Exercise materials START

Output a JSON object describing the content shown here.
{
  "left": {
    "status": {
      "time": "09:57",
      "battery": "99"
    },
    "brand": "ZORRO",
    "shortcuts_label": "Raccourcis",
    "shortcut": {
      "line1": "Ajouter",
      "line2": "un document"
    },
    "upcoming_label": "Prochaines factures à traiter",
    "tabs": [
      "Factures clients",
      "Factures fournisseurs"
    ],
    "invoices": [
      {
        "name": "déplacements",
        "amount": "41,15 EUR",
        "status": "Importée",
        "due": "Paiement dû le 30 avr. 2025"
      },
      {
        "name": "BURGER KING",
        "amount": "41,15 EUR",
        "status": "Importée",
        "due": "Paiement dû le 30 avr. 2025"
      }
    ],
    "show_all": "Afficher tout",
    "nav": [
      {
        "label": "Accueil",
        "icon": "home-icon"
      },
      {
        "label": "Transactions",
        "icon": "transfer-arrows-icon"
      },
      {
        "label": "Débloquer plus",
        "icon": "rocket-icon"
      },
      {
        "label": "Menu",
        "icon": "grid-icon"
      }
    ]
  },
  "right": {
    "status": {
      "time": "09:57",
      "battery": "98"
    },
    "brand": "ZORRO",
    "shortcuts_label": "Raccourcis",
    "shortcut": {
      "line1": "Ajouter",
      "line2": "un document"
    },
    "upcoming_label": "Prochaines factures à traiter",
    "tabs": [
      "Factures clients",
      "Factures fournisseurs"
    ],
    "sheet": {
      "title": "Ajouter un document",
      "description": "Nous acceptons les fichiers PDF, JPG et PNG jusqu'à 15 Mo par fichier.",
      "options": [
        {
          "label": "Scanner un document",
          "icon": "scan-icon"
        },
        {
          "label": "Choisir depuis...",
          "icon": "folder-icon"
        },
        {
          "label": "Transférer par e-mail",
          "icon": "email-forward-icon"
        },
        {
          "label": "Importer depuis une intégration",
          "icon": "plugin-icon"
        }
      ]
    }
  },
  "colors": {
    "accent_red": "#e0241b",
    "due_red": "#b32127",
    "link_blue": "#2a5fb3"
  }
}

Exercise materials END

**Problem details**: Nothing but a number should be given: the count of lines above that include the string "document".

**Answer section**: 4